Thanks to its emerging economy, Latin America is burgeoning as a meetings destination for U.S.-based groups. Business opportunities abound, to be sure, but meeting planners saythe continent offers values for groups willing to venture outside North America.
"Latin America is a hidden gem, and people are finally paying attention to how it can compete with the euro," says Agnes Canonica, a veteran meeting planner specializing in Latin America for event planning firms like George P. Johnson and EWI before striking out on her own earlier this year.
Citing the continent as "the stepchild of group travel five years ago," Canonica says that now "everybody is focused there because it's outperforming in terms of growth. So there's a lot of marketing to Latin America, and as a meetingplanner, you better be helping your client position themselves in that market."
Ariba, a Sunnyvale, CA-based technology company that facilitates digital transactions, chose Latin America for its major annual sales incentive trip in 2010, sending a group of about 200 people to Punta Mita, near Puerto Villarta in Mexico. This year's contest reward is a trip to Costa Rica in January 2012, according to Traci Oziemblowsky, the company's director of global events.
Despite the horrendous drug war in Mexico, Oziemblowsky says neither company officials nor incentive winners have voiced any concerns about taking a trip there. "It was not even an issue," she says. And given the nature of the meeting—a high-end incentive—price sensitivity also was not a factor in choosing Latin America over more expensive destinations. Besides, Ariba contracts with major luxury chains like Four Seasons and Ritz-Carlton for the incentive, albeit in multiyear deals that yield, in effect, volume discounts.
"It all about the destination for this event," Oziemblowsky says. "Our audience is global—we have people from Asia and Europe—so these destinations are very attractive to them."

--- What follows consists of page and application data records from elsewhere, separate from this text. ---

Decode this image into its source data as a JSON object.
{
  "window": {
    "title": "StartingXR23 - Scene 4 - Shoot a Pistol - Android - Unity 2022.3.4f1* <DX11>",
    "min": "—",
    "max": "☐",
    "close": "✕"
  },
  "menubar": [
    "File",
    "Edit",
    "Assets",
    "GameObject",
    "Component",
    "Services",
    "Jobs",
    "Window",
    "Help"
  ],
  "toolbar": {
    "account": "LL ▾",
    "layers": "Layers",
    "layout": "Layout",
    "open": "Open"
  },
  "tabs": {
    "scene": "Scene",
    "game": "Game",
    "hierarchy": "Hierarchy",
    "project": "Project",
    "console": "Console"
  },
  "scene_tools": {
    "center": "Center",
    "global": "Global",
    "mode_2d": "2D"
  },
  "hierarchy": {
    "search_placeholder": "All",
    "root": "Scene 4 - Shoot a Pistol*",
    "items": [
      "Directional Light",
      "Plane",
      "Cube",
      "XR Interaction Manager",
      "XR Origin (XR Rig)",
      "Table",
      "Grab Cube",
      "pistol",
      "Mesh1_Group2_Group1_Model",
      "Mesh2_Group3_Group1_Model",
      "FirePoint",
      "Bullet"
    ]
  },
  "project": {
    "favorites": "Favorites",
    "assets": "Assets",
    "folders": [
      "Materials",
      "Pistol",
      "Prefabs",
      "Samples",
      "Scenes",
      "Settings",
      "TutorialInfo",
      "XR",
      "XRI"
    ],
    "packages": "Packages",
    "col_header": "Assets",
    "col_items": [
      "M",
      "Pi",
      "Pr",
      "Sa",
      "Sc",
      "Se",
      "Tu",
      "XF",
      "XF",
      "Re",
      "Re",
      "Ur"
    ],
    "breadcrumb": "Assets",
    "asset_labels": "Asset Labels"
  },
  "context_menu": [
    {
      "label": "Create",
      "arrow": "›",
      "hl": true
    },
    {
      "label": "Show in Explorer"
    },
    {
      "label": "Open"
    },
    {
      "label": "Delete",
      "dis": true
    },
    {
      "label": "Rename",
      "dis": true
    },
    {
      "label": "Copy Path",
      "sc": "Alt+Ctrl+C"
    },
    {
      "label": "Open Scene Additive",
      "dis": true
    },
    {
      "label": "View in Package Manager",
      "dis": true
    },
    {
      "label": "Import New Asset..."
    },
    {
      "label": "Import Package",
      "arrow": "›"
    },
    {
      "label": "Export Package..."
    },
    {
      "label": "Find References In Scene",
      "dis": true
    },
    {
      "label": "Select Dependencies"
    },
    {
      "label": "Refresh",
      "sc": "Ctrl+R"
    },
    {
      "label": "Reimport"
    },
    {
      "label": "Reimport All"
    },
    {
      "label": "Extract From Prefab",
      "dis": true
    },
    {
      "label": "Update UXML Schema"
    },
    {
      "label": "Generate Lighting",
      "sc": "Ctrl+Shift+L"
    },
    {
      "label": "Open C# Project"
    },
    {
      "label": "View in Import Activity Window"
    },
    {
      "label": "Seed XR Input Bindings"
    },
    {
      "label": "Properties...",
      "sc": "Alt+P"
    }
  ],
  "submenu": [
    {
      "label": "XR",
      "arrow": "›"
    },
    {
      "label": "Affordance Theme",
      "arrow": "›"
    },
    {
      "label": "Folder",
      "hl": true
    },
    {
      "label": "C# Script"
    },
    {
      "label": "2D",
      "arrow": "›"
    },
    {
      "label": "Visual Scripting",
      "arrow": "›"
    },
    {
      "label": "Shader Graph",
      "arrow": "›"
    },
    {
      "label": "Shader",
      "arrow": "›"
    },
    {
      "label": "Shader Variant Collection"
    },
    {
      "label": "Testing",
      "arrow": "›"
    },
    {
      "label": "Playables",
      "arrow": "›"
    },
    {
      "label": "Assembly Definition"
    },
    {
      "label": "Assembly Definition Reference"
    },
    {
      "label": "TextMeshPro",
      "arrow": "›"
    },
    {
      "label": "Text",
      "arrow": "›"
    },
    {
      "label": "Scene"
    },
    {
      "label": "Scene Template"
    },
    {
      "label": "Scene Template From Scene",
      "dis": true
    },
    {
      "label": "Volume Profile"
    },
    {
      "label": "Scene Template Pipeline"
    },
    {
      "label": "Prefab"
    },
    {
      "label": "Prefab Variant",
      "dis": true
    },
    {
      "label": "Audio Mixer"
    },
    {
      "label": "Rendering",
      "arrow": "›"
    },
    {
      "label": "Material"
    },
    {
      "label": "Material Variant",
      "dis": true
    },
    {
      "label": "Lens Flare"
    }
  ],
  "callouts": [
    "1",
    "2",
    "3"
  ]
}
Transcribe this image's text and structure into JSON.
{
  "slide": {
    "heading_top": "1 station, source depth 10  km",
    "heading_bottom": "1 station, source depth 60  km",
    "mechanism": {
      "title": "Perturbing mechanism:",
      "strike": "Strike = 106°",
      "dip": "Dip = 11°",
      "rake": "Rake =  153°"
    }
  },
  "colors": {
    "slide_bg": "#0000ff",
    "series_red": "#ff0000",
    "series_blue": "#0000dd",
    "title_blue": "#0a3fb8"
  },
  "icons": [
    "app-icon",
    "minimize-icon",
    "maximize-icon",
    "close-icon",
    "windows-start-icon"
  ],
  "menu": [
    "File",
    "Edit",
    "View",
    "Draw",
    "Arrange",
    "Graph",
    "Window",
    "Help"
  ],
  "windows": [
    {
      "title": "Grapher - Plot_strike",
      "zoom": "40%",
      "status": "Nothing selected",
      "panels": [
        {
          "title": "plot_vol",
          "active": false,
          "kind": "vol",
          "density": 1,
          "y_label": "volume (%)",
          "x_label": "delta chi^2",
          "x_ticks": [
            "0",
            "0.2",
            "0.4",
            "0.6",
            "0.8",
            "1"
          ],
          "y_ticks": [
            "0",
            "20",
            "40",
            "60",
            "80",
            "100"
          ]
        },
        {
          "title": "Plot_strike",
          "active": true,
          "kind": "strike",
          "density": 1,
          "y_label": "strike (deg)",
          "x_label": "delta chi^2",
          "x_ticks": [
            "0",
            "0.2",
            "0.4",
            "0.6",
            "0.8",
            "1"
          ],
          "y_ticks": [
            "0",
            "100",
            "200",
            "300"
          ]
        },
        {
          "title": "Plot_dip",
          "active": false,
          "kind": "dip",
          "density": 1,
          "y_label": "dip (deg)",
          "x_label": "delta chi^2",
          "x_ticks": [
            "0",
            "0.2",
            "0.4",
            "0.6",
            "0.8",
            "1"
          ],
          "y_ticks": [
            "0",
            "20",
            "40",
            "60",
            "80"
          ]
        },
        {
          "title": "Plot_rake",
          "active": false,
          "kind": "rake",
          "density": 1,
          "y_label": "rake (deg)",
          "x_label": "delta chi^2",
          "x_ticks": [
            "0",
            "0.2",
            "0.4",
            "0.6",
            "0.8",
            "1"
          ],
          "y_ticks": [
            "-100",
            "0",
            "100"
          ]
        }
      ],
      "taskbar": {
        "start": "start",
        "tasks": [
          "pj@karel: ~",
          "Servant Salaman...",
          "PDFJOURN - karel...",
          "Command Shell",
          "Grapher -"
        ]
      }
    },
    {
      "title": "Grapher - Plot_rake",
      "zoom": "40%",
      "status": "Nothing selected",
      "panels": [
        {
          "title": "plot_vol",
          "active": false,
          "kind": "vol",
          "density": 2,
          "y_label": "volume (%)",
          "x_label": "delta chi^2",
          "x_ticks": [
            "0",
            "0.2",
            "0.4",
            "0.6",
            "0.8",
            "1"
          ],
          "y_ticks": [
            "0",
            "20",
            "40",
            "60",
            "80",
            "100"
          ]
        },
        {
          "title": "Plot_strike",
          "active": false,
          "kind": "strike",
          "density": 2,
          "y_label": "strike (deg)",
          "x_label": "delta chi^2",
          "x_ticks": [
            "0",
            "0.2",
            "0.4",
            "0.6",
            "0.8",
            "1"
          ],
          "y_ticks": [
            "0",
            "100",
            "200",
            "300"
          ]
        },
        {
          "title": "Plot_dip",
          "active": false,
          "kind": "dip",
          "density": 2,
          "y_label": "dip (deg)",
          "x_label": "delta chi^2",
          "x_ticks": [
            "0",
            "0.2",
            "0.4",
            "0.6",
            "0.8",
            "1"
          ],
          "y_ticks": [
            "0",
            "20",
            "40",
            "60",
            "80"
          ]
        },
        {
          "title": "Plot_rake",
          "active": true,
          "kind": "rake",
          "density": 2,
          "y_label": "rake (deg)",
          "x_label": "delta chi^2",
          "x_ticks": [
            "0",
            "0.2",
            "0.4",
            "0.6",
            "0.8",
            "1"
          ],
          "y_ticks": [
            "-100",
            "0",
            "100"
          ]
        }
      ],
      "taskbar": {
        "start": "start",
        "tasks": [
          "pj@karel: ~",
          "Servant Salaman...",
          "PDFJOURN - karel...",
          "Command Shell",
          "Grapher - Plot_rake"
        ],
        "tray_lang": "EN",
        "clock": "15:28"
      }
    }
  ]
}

For groups more sensitive to price, Canonica says that "Panama is an unbelievable deal," with a healthy hospitality infrastructure in Panama City, including two InterContinental hotels, a Marriott, and a Sofitel. "You can do a dinner for $40 per person, including all taxes and gratuities," she says.
Canonica also cites Costa Rica, Peru, and Argentina as offering value. And she points out that a few years ago Mexico followed Chile in allowing foreign groups an automatic rebate on their master bill for the value added tax, rather than requiring them to pay the tax and then apply for a rebate, usually a long and involved process.
While Brazil remains popular both for business meetings and incentives, Canonica says the country no longer is the bargain it once was thanks to inflation. For a pharmaceuticalmeeting of about 375 physicians in Rio de Janeiro in April 2010, Canonica negotiated a price of about $200 per room at an upscale U.S. chain hotel. That same room today would cost more than $300, she says.
Security is a concern, as well, especially in Sao Paola, a notoriously crime-ridden financial capital and Brazil's largest city. "When we do off-sites in Brazil, we often have a security officer riding on each bus with attendees," Canonica says, "and we have our own security detail at the hotel during meeting hours."